Online data backup can work to help keep data safer than it otherwise would be.

Backup techniques must keep up with the times

Stephen Perkins

When it comes to keeping data backup techniques up to date, Peter Eicher wrote the Data Protection Insights blog on Computerworld that it should be a lot like matching up old bricks.

"I have a task for you," he wrote. "Imagine we are standing in a large room, about 100 feet from end to end. On one end of the room is a pile of 1,000 very heavy bricks, in 10 unique colors, 100 bricks of each color.  A new pile is delivered every day. Your job is to get one brick of each color across the room on a daily basis."

For companies trying to move to a host-side online data backup solution, they would start sorting the bricks before moving any of them. While this may take some time, he said this initial classification process simplifies the tasks to follow. 

While corporate data sets aren't exactly bricks, he said carrying bricks is something like "data lift," or creating impact exactly where it isn't wanted in the system. This is not smart to do, as he said it is "dumb" to employ data backup efforts that require a lot of needless effort.

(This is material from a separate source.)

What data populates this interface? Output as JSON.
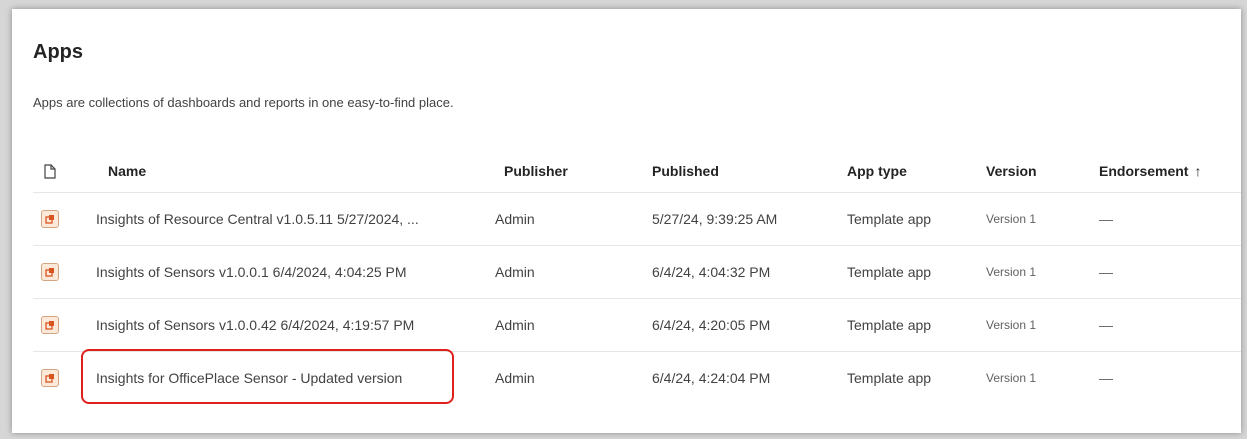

"The conclusion is clear: eliminating redundant data – sorting out the bricks – at the source side makes the most sense," Eicher wrote. "But there are technologically different ways to do this, which have their own smart and dumb aspects."

TechTarget said the rationale businesses have for online data backup is very simple, as strict reliance on physical devices raises the risk for theft, fire or other problems that could endanger or permanently delete the information. With online data backup, the information is kept separately from where the business resides, thus keeping it safe just in case anything happens within brick and mortar contained in company walls. 

Categories: Online Backup